On February 21, 2012 The U.S. Chamber of Commerce Institute for Legal Reform (ILR) sent a letter to the DOJ requesting guidance on “several issues and questions of significant concern to businesses seeking in good faith to comply with the FCPA.”  The ILR raised the following issues:

“Instrumentalities”: The ILR sought clarification on what types of entities are considered “instrumentalities” of a foreign government, noting that courts currently treat this issue as a matter of fact for the jury to decide, which results in a “chilling effect on legitimate business activity” and a “costly miscalculation of compliance resources.”  To that end, the ILR suggested that the forthcoming guidance from the DOJ identify the percentage ownership or level of control by a foreign government that ordinarily will qualify as an instrumentality, clarify that in order for a company to be considered an instrumentality it must perform governmental or quasi-governmental functions, and identify any exceptions to the foregoing general principles.  Days before the ILR letter was sent, Senators Klobuchar and Coons sent a letter to the DOJ also requesting guidance on the definition of “instrumentality.”

Compliance programs: The ILR requested that the DOJ and SEC provide guidance regarding what would be considered an effective FCPA compliance program that would merit favorable consideration in enforcement actions.

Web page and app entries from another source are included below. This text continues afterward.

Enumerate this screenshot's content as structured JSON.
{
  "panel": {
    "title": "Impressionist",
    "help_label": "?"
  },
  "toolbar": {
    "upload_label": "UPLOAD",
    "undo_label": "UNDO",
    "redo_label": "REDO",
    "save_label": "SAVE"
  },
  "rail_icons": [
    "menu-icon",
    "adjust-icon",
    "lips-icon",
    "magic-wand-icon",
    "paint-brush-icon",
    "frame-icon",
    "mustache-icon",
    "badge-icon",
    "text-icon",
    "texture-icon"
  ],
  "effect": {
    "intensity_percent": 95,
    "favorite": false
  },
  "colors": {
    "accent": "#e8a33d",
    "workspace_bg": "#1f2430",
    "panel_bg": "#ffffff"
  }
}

Parent company liability: The ILR requested clarity on when a parent company may be held liable for a foreign subsidiary’s violations of the anti-bribery provisions of the FCPA.  The ILR noted that the “lack of statutory clarity has been compounded by an apparent difference in enforcement policy between the Department and the SEC,” as the SEC’s approach (charging parent companies with civil violations based on actions by a subsidiary of which the parent is merely ignorant) is contrary to common law principles of corporate liability as well as the statutory language of the anti-bribery provisions.  The SEC’s approach “remains a source of significant concern for U.S. companies with foreign subsidiaries.”

Successor liability:  The ILR requested that the government’s forthcoming guidance outline “reasonable standards for [pre-acquisition] diligence and identify factors that will be considered in determining whether diligence was adequate.”  Additionally, any guidance should provide “realistic” standards for post-acquisition due diligence, as the current guidance requires companies to conduct diligence on a scale “equivalent to a massive internal investigation.”

“De minimis”: Recognizing that the DOJ has stated that it does not prosecute conduct involving de minimis gifts and hospitality, the ILR requested a “clear standard for gifts and hospitality that ordinarily will not be subject to enforcement action.”

Mens rea standard for corporate criminal liability: The FCPA limits an individual’s liability for willful violations, but does not contain any similar language with regard to corporate criminal liability.  The ILR requested that the DOJ clarify its position on the mens rea standard for corporate criminal liability.

Declination decisions: The ILR requested that the DOJ reconsider its practice of not providing information about its decisions to close investigations with no enforcement action.  The ILR noted that knowledge of declinations would be “tremendously useful to companies seeking to comply with the FCPA,” particularly in the development of compliance programs.